Ever pondered the history of real estate and home ownership? Over the course of human history, there have been a lot of changes in our ideas about the places where we lay our heads. A few of the highlights of real estate history:
- All humans were nomads until somewhere between 30,000 and 15,000 BCE. What changed us? Agriculture. By having plants and livestock grow in a predictable, stable place, we were able to settle down and set roots.
- During the next phase, most of the people of the world were renters. A leader, whether a tribal leader, a pharaoh or the head of a feudal family, owned the land and everyone else who lived on it paid for the privilege with a share of their harvest. This would last, for most, until the end of the age of the monarchs.
- The rise of the merchant class during the Renaissance brought with it the idea that people had a right to own the property they lived on.
- In the Colonial Era in America, Spain, France and England all laid claim to portions of North America.

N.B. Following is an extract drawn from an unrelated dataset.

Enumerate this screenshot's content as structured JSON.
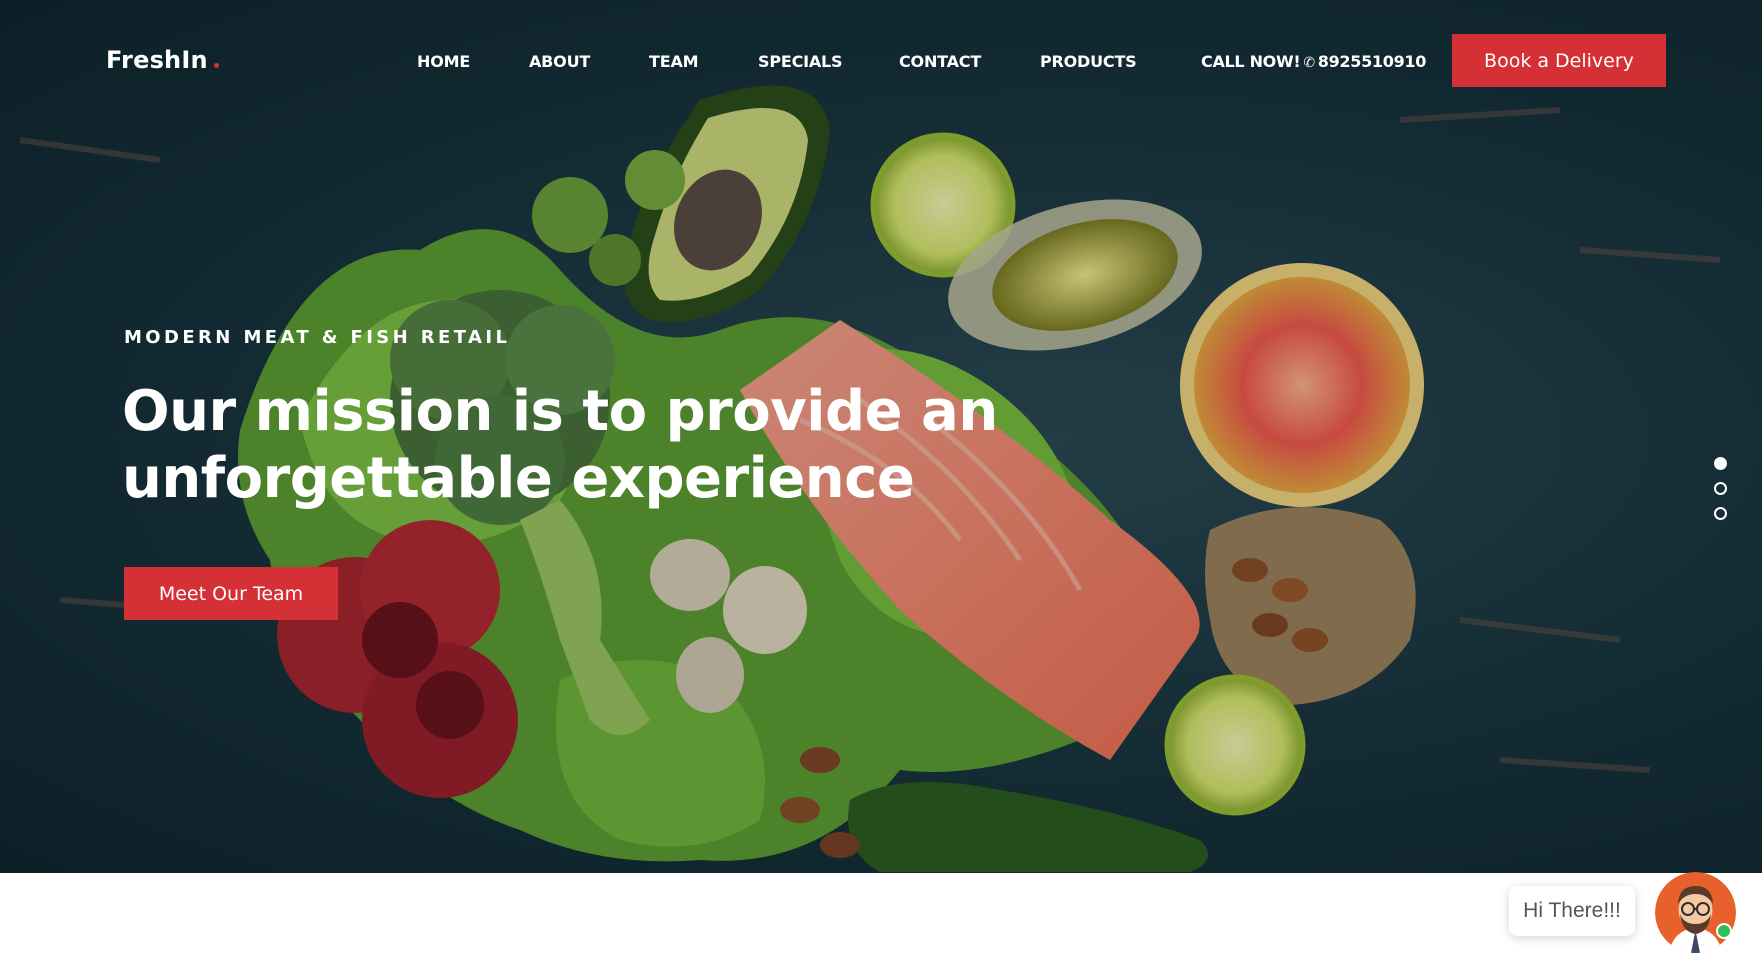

Deeds known as Land Warrants that entitled settlers to land here were distributed by land offices. Many were rewarded for military service with a plot of land under an arrangement known as a Bounty Land Warrant.
- There are historians who argue that when Thomas Jefferson wrote the line in the US Constitution about “the pursuit of happiness,” a key concern of that happiness was the right to own property.
- Homeownership became the cornerstone of the “American Dream” in the 50 years after the Civil War. As people left farms to seek their fortunes in the city, people saw owning homes as an increasingly important part in securing prosperity.
- Franklin D. Roosevelt was a strong proponent of homeownership and many programs to help more people buy homes came to be under his leadership. He is quoted as saying “A nation of homeowners is unconquerable.”
- Today, roughly two-thirds of all Americans own their homes. The numbers are higher in out in the country where nearly three-quarters of people own the homes they live in and much lower in urban areas where property is more expensive.
- The desire to own homes is not universal. In Germany, despite the high per capita income, only 40% of people are homeowners. It’s not always to your benefit to own, either. Many analysts, for instance, say that someone is better off renting in a place like San Francisco than they are owning a home.
- In the US, homeownership is correlated with a lot of benefits for the community. In places where there are high proportions of owner-occupied houses, children do better in school, property is better maintained and crime rates are lower. Owning a home is even correlated with better levels of health.